Researchers at Flinders University are excited about growing overseas interest in their screening tool for children with Autism Spectrum Disorders.
The tool, known as Autism Detection in Early Childhood (ADEC), is already available in Australia and used in Mexico and Singapore.
The School of Psychology’s Associate Professor Robyn Young is hoping that a current study will assist in its uptake world-wide.
“It is an easy-to-use tool, requiring limited additional training, providing a cost-effective way to identify children who may be a risk of developing autism,” Associate Professor Young said.
“Research, however, is required to ensure that this tool is identifying autism and not anything else. Therefore we need to involve lots of ‘typically’ developing children and children who have other disabilities,” she said.
“Ironically we have been able to recruit children on the autism spectrum for this study, given their parents are well aware of the need for such a tool. Unfortunately we have had very little response from the wider community.”
Assisting her in the study is an experienced clinician from Singapore, Mr Yong Hwee Nah (Fei), who is currently completing his PhD at Flinders while on an Endeavour Scholarship.
“We are thrilled to have Fei at Flinders as he is one of the few clinicians trained in Australia to research level in some of the widely used Autism tools,” Associate Professor Young said.
The study is designed for children aged between 12 and 36 months, and comprises a one-hour session in which the researcher assesses the child’s social and play skills and also interviews the parents. A short written report will be prepared upon the parents’ request.
While the screening is particularly appropriate for parents who may be concerned about their children’s development (such as lateness in talking) or where there is a family history of Autism Spectrum Disorder, Flinders would welcome any children aged between 12 and 36 months as participants in the study.
Parents who choose to bring their child to Flinders for assessment will be eligible for a $20 fee towards travel costs, or the researcher can visit the child and parents at home.
For enquiries and bookings, contact Fei on 8201 3998 or email Associate Professor Robyn Young.
4 thoughts on “Free autism screening as part of study”
I am an ASD Researcher from Spain working on ASD detection tools (See Canal 2011-JAAD-)I would like to know wich tools are you using for the 12 months screening and further assesment. Thank you very much for your reply in advance.
Hello, would this test suit older children, with or without (other) disabilities Nicki
this screening tool is best suited for children under 36 months.

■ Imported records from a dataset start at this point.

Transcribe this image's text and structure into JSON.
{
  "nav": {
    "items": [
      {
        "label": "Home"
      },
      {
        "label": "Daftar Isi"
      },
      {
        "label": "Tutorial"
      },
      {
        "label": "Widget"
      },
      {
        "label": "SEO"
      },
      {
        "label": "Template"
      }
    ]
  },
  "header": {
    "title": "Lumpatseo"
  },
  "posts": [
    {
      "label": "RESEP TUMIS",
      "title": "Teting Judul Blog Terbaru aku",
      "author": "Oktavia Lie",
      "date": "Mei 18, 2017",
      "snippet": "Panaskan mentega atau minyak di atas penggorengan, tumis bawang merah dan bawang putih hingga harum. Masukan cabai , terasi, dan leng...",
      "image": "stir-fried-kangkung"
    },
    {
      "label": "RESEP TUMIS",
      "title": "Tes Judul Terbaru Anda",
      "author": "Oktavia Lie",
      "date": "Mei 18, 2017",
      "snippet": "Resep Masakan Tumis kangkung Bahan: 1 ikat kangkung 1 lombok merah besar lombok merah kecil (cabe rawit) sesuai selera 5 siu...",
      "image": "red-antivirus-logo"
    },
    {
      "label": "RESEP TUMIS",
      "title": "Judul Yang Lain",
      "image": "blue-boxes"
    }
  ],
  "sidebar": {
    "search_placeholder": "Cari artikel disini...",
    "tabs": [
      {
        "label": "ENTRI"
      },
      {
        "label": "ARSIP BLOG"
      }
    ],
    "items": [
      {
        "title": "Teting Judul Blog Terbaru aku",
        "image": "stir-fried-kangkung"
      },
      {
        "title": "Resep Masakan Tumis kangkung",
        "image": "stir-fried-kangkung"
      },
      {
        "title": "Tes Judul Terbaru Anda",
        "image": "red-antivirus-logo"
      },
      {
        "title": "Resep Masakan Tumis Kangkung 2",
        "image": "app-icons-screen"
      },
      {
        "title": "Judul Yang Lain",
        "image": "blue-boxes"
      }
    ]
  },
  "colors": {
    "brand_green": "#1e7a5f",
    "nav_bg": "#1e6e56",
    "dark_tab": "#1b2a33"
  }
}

Nice initiative indeed to help the cause of autism spectrum disorder. speech and language delay or autism spectrum disorder are serious issues. Please consult your physician about it. For more information, on how to treat speech and language delay and autism spectrum disorder, please visit http://designed2shine.com.au/children/.